It was a battle between the retro and the futuristic on the first day of London Fashion Week.  

The day started with a delightfully retro-futuristic presentation by Newgen designer Sadie Williams. Titled “Off-Piste,” the collection had a skiing theme, with a faux snow-covered mountain installed inside the Institute of Contemporary Arts. Sadie’s signature metallic fabrics and sporty 1960s silhouettes, mixed with primary colours, were ever present. We fell hard for the padded totes with metal buckles as handles – I, for one, would love to swing them about my arm all year round.

The futuristic theme persisted through many other collections on show yesterday. Fyodor Golan took “futuristic” to a whole other level, giving us Venus de Milo prints on shiny fabrics, clashing neon colours, Coca-Cola logo dresses and giant, almost comical frill details.

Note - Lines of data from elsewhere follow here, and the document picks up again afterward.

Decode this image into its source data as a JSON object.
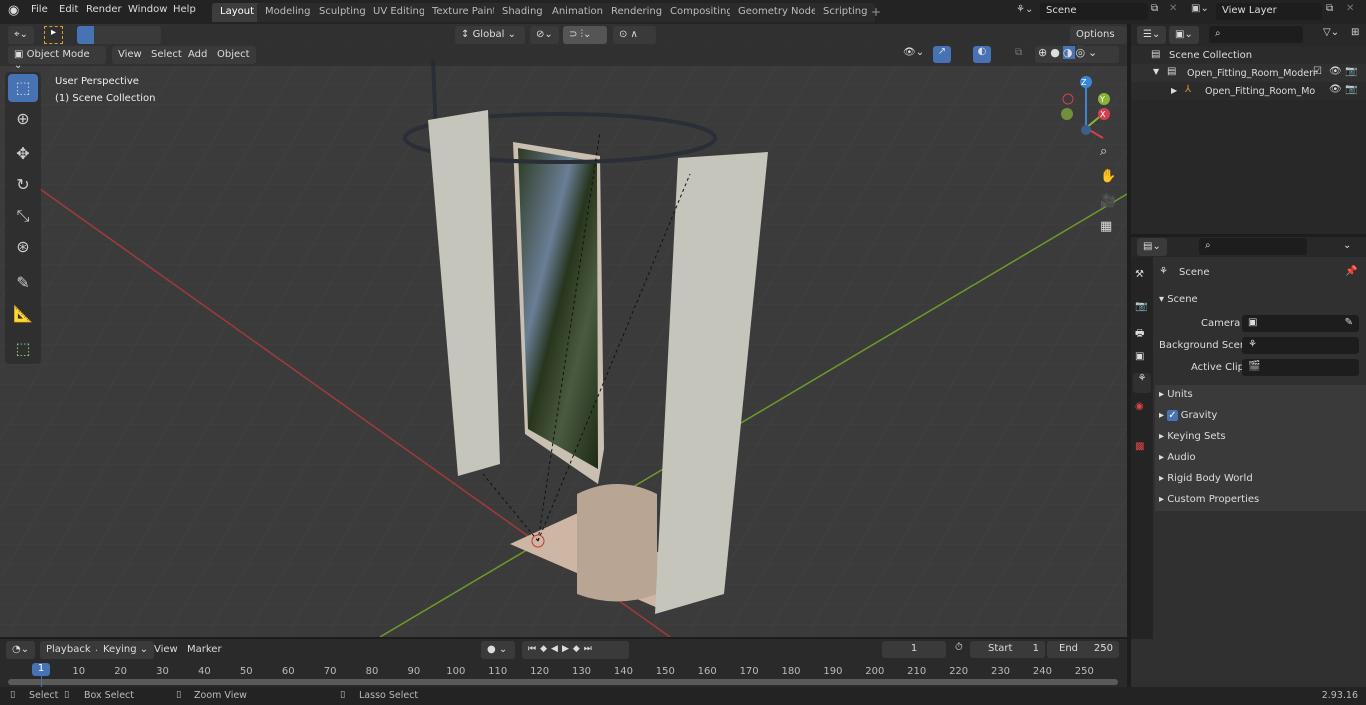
{
  "menu": [
    "File",
    "Edit",
    "Render",
    "Window",
    "Help"
  ],
  "workspaces": [
    "Layout",
    "Modeling",
    "Sculpting",
    "UV Editing",
    "Texture Paint",
    "Shading",
    "Animation",
    "Rendering",
    "Compositing",
    "Geometry Nodes",
    "Scripting"
  ],
  "active_workspace": "Layout",
  "scene_field": "Scene",
  "view_layer_field": "View Layer",
  "header": {
    "mode": "Object Mode",
    "menus": [
      "View",
      "Select",
      "Add",
      "Object"
    ],
    "transform_orientation": "Global",
    "options": "Options"
  },
  "viewport": {
    "perspective": "User Perspective",
    "collection": "(1) Scene Collection",
    "gizmo": {
      "x": "X",
      "y": "Y",
      "z": "Z"
    }
  },
  "outliner": {
    "root": "Scene Collection",
    "items": [
      {
        "label": "Open_Fitting_Room_Modern_",
        "type": "collection"
      },
      {
        "label": "Open_Fitting_Room_Moc",
        "type": "object"
      }
    ]
  },
  "properties": {
    "context": "Scene",
    "section": "Scene",
    "fields": [
      {
        "label": "Camera",
        "value": ""
      },
      {
        "label": "Background Scene",
        "value": ""
      },
      {
        "label": "Active Clip",
        "value": ""
      }
    ],
    "panels": [
      "Units",
      "Gravity",
      "Keying Sets",
      "Audio",
      "Rigid Body World",
      "Custom Properties"
    ],
    "gravity_checked": true
  },
  "timeline": {
    "menus": [
      "Playback",
      "Keying",
      "View",
      "Marker"
    ],
    "current_frame": "1",
    "start_label": "Start",
    "start": "1",
    "end_label": "End",
    "end": "250",
    "playhead": "1",
    "ticks": [
      "10",
      "20",
      "30",
      "40",
      "50",
      "60",
      "70",
      "80",
      "90",
      "100",
      "110",
      "120",
      "130",
      "140",
      "150",
      "160",
      "170",
      "180",
      "190",
      "200",
      "210",
      "220",
      "230",
      "240",
      "250"
    ]
  },
  "status": {
    "select": "Select",
    "box_select": "Box Select",
    "zoom_view": "Zoom View",
    "lasso_select": "Lasso Select",
    "version": "2.93.16"
  },
  "colors": {
    "accent": "#4772b3",
    "x_axis": "#a33a3a",
    "y_axis": "#6e9a2a"
  }
}
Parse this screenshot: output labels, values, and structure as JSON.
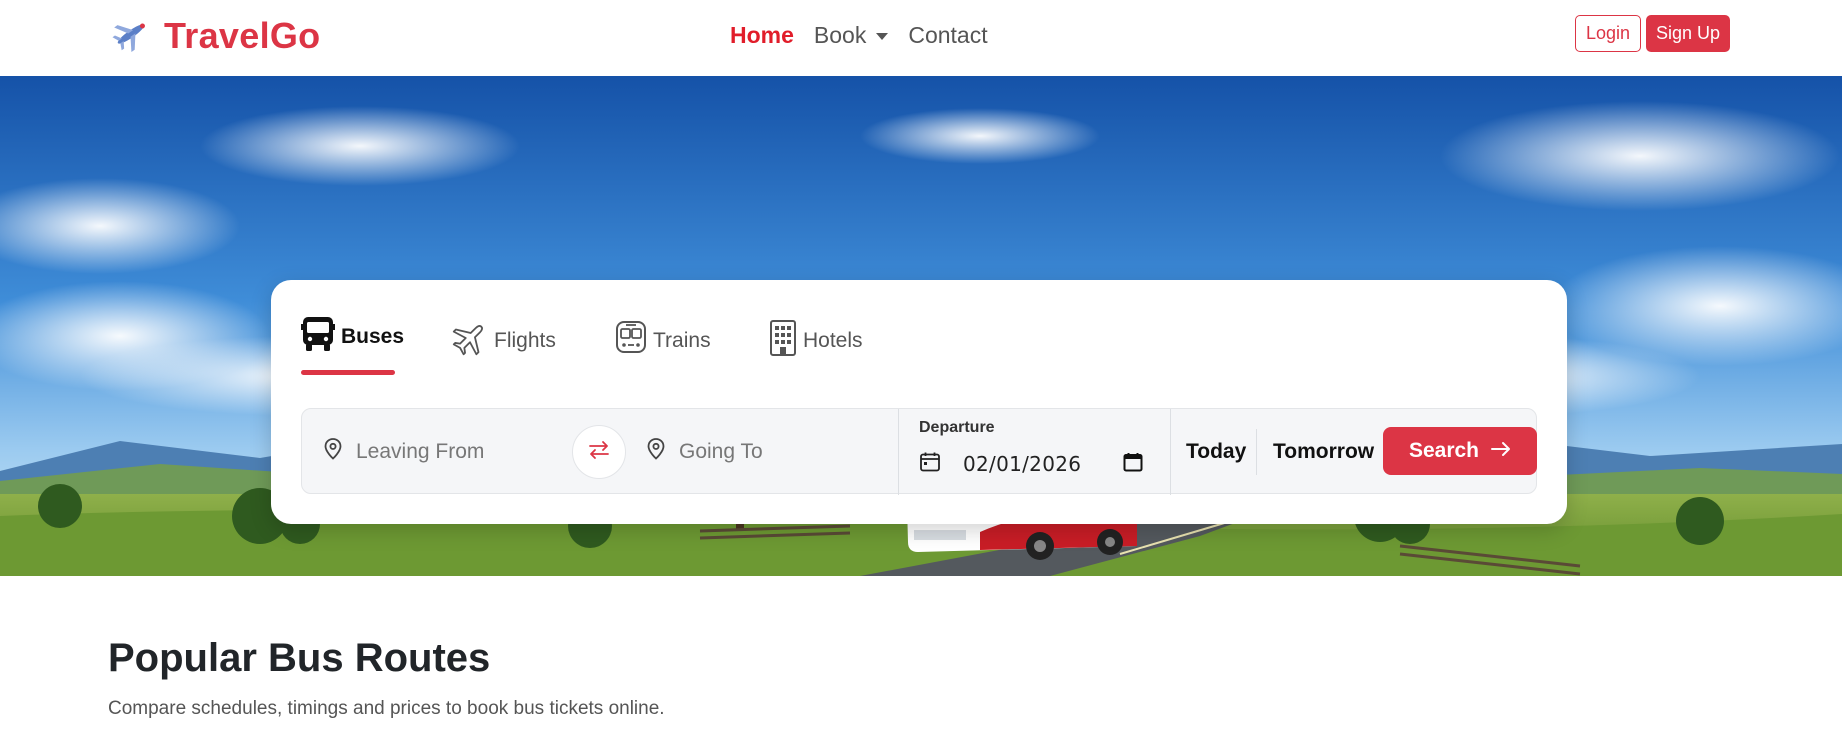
{
  "brand": {
    "name": "TravelGo",
    "icon": "airplane-icon",
    "color": "#dc3545"
  },
  "nav": {
    "links": [
      {
        "label": "Home",
        "active": true
      },
      {
        "label": "Book",
        "dropdown": true
      },
      {
        "label": "Contact"
      }
    ],
    "login_label": "Login",
    "signup_label": "Sign Up"
  },
  "search": {
    "tabs": [
      {
        "label": "Buses",
        "icon": "bus-icon",
        "active": true
      },
      {
        "label": "Flights",
        "icon": "airplane-icon"
      },
      {
        "label": "Trains",
        "icon": "train-icon"
      },
      {
        "label": "Hotels",
        "icon": "building-icon"
      }
    ],
    "from_placeholder": "Leaving From",
    "to_placeholder": "Going To",
    "departure_label": "Departure",
    "departure_value": "02/01/2026",
    "today_label": "Today",
    "tomorrow_label": "Tomorrow",
    "search_label": "Search"
  },
  "popular": {
    "title": "Popular Bus Routes",
    "subtitle": "Compare schedules, timings and prices to book bus tickets online."
  },
  "colors": {
    "accent": "#dc3545",
    "sky": "#1f6fc4",
    "grass": "#7fa43a"
  }
}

For shoe designer Charlotte Olympia Dellal’s debut runway show, the future was a rose-tinted vision from the past, as she took inspiration from 1940s sci-fi and film noir. Models slunk around the circular catwalk in North London’s Roundhouse in chic black tuxedo suits and dresses, with sparkly shoes, and playful bags and jewellery that could have come from Ziggy Stardust’s closet.

Some designers chose the comfort of a bit of retro nostalgia with a mix of vintage-inspired fabrics and colours, and old-fashioned  craftsmanship, including Steven Tai. His “Freaky Friday” presentation (in reference to the 1976 film) was full granny chic, with models wearing pastel duster coats, white silk tops and corduroy jackets, while embroidering in rocking chairs. I felt as though I was on a film set – perhaps a Wes Anderson movie referencing Jane Austen and “The Virgin Suicides”?

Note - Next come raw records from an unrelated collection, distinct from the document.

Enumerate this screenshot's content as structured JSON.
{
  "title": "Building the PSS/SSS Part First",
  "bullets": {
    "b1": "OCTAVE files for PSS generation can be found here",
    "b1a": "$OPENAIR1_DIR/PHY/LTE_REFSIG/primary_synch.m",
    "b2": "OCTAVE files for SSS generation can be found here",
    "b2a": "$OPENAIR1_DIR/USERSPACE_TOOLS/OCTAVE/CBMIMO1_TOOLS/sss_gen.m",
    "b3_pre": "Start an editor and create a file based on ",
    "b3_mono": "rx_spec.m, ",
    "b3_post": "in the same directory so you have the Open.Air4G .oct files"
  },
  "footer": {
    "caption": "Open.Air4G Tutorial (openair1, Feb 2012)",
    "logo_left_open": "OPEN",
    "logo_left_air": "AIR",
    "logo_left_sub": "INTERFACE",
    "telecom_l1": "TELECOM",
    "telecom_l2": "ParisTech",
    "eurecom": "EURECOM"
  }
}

Alice Archer’s new collection which took inspiration from Kew Gardens looked to the eighteenth century with beautifully lavish floral embroideries on feminine silhouettes, including high-waist pencil skirts and floor-length dresses that will be instant heirlooms.

Ryan Lo’s invitation – showing a soft-focus landscape populated by pandas and bamboo trees – perfectly encapsulated what to expect from his show. The soundtrack to Disney’s “Mulan” played as flower-print eiderdown coats and tulle dresses adorned the catwalk, in a collection strewn with Lo’s romantic, nostalgic take on China.

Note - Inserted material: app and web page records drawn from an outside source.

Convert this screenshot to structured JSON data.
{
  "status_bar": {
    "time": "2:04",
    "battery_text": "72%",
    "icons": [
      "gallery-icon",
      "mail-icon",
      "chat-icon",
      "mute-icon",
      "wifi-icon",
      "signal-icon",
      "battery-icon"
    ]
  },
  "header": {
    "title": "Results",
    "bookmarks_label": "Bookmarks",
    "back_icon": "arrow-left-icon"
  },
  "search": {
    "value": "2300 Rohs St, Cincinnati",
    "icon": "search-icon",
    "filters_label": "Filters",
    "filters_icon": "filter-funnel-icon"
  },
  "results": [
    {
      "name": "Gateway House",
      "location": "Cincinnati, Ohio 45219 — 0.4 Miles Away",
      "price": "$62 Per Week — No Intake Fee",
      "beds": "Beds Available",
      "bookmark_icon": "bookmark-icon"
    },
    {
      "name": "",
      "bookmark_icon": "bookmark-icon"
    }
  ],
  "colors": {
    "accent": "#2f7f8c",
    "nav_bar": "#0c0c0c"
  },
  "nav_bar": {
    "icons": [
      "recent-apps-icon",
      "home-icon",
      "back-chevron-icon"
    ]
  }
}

Another beautiful invitation came from Le Kilt – a label founded by Samantha McCoach in 2014 that applies a modern touch to her family’s kilt-making heritage. This AW16 knitwear collection used an old Scottish weaving technique called Sanquhar – the mohair miniskirts and pleated midi skirts were my personal highlights.

John Smedley’s knitwear also has a storied history, having originated in Lea Mills, in Derbyshire, over 230 years ago. In a distinctly contemporary collection, the casual, loose silhouettes and deliciously deep burgundy hues were a particular highlight.

Two Korean designers, J. JS Lee and Eudon Choi, had catwalk shows yesterday – both featuring clean-cut, expertly tailored clothes that would work beautifully in any professional woman’s wardrobe. At Eudon Choi’s show, unexpected details, such as slits in trousers and knitwear, showcased the designer’s sophisticated play with abstraction. J. JS Lee’s expertise in tailoring and pattern cutting was evident in her AW16 collection, especially in the sleek suiting, coats and separates with abstract surface techniques.

Jersey bodysuits in black, red and white featured in Newgen designer Marta Jakubowski’s autumn collection, “Super Hero.” Citing circus performers as inspiration, Jakubowski displayed some of her creations inside metal cages made by jewellery designer Juliette Van De Kerchove.

Closing the day’s events, the CSM MA show provided a glimpse of fashion’s bright future, which – if the full-on glitter, zany prints and tailored menswear are any guide – proves that while designers are still looking to the past, the present is the perfect place to be.